Animals variously mirror both nature and culture in many aspects. Natural environments provide a habitat to situate animals and ultimately supply the resources necessary to sustain them. Cultural agents modify and manipulate these animals through husbandry, breeding, culling, hunting and other measures linked to the animal use and exploitation. Nature and culture further interact to affect animals as contributors to climate and landscape change. Zooarchaeology provides primary evidence to track this integrated dynamic among animals, culture and environment. Drawing upon this extensive zooarchaeological dataset, this paper examines several aspects of how domestic and wild animals were affected by changing environmental conditions during Roman antiquity, focusing particularly upon the Roman Mediterranean context. Although wild animals are not free of cultural manipulation, they are often more critically affected by shifts in habitat destruction, notably by deforestation and environmental degradation. Available zooarchaeological data record a noticeable decline in wild animals at Roman sites coincident with proposed episodes of deforestation and agricultural expansion. The effects, however, are not felt equally across the Mediterranean. Southern Italy, for example, registers as especially vulnerable, with augmented declines in the frequency of wild animals during the Republic. Imperial and late antique Roman Spain, by contrast, exhibits more resilience in this respect, even during phases where deforestation and agricultural expansion were fairly rampant. Overall, zooarchaeological data underscore a wider level of regional variation that exists in terms of the responses of wild animals to environmental parameters than has been explored previously.

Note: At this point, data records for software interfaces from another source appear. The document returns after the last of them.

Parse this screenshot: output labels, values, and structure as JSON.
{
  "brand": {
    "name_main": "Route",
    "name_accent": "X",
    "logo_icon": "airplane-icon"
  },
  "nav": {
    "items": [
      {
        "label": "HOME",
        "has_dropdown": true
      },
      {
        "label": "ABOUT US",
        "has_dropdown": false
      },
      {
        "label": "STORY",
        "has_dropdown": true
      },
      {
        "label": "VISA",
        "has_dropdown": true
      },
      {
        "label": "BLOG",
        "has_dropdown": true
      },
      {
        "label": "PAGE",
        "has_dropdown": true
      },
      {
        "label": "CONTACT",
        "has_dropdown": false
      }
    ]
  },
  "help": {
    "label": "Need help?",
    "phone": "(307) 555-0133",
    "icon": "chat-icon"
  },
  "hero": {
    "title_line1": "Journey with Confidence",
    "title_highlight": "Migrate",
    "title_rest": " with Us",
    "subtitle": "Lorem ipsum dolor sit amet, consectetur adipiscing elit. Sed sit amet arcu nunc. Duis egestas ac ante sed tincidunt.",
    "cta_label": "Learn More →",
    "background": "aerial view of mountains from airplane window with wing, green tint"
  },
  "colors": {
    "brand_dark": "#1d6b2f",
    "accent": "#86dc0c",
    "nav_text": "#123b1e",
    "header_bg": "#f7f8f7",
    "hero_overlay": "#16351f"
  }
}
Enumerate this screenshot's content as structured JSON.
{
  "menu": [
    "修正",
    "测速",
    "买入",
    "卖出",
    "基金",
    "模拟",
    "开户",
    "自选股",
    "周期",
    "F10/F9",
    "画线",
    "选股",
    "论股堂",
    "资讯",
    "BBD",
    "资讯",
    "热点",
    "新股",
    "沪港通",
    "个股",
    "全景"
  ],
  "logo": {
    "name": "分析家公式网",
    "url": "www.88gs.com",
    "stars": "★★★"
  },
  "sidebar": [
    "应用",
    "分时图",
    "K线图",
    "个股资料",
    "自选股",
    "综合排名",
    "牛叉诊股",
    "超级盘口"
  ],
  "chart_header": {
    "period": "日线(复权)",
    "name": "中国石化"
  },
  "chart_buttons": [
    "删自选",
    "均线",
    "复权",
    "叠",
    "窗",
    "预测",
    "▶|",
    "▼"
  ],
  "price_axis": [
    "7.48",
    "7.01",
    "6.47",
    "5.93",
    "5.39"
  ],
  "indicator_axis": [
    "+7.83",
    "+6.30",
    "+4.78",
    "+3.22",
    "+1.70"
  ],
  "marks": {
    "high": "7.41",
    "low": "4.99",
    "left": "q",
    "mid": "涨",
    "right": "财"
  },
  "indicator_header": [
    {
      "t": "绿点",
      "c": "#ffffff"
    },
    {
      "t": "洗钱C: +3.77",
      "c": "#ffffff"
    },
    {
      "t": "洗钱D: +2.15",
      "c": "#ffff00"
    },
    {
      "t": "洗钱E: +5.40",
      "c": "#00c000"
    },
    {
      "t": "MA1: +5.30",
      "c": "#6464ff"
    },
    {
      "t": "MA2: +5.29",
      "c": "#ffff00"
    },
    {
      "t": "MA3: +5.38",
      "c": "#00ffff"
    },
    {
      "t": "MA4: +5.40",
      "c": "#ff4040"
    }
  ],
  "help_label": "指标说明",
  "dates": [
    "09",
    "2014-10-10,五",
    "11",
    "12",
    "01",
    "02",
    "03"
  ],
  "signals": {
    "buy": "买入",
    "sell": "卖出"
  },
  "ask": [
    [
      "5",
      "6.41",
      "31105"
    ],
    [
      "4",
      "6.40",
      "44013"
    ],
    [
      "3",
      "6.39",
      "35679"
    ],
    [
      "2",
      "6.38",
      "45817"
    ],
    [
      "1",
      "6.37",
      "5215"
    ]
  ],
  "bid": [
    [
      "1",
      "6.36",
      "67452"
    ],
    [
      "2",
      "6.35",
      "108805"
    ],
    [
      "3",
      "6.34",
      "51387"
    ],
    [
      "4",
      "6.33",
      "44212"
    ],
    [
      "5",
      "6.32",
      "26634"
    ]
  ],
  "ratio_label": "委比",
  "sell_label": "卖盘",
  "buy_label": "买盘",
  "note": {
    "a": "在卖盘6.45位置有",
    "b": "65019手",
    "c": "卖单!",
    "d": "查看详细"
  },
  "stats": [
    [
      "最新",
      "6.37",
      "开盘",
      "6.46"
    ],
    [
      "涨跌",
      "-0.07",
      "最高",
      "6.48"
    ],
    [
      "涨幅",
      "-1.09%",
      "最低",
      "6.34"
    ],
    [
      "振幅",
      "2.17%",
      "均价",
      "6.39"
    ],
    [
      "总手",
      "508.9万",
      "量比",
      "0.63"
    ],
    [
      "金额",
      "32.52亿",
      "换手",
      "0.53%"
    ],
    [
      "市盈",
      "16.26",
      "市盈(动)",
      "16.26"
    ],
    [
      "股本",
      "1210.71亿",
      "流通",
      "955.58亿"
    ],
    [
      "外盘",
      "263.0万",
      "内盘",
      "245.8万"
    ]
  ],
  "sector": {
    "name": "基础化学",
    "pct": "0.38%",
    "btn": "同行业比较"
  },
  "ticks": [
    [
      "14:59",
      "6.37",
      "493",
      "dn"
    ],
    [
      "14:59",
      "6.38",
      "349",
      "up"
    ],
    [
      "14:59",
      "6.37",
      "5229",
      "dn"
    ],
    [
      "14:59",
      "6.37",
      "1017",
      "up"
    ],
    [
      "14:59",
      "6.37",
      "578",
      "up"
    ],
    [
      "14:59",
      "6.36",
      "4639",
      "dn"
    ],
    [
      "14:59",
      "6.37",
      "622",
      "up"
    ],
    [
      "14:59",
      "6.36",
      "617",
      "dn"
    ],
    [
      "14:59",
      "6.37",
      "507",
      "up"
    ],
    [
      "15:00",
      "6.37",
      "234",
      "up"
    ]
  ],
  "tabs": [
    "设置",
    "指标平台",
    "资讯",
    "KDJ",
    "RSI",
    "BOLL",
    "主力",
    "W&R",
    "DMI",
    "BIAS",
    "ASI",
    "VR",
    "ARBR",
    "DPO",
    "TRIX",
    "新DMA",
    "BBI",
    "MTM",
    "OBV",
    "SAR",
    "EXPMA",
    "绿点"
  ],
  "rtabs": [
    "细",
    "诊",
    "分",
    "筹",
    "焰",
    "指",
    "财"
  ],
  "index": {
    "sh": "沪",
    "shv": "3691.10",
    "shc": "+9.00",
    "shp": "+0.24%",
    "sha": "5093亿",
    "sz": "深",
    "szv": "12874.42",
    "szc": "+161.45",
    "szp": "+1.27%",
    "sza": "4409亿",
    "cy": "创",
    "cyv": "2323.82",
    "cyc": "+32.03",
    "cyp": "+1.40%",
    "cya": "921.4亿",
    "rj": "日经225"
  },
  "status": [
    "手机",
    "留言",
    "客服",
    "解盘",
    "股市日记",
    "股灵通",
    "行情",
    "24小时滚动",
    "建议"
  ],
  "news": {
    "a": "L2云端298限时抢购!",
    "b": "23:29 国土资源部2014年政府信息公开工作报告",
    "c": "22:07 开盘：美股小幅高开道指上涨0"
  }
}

The situation regarding domestic animals and environmental change in Roman antiquity is equally complex. Zooarchaeological data offer two key components involving domestic animals to frame discussion. First, at one level, variation in the frequency of domestic stock, such as cattle, sheep, goat and pig in the zooarchaeological record can act as means to assess both adaptive and maladaptive measures on landscape use. As animals better adapted to scrubbier conditions, for example, goats increase in frequency fairly universally across the wider Mediterranean during late antiquity, coincident with phases of marked landscape degradation. Second, manipulation of domestic animals to encourage breeding improvements to combat environmental challenges offers another measure of adaptation. Here, the zooarchaeological database registers crucial information, most notably an augmentation of animal size during phases of environmental prosperity, such as the Imperial period, but a reduction in many of these aspects during periods of environmental challenge, such as late antiquity.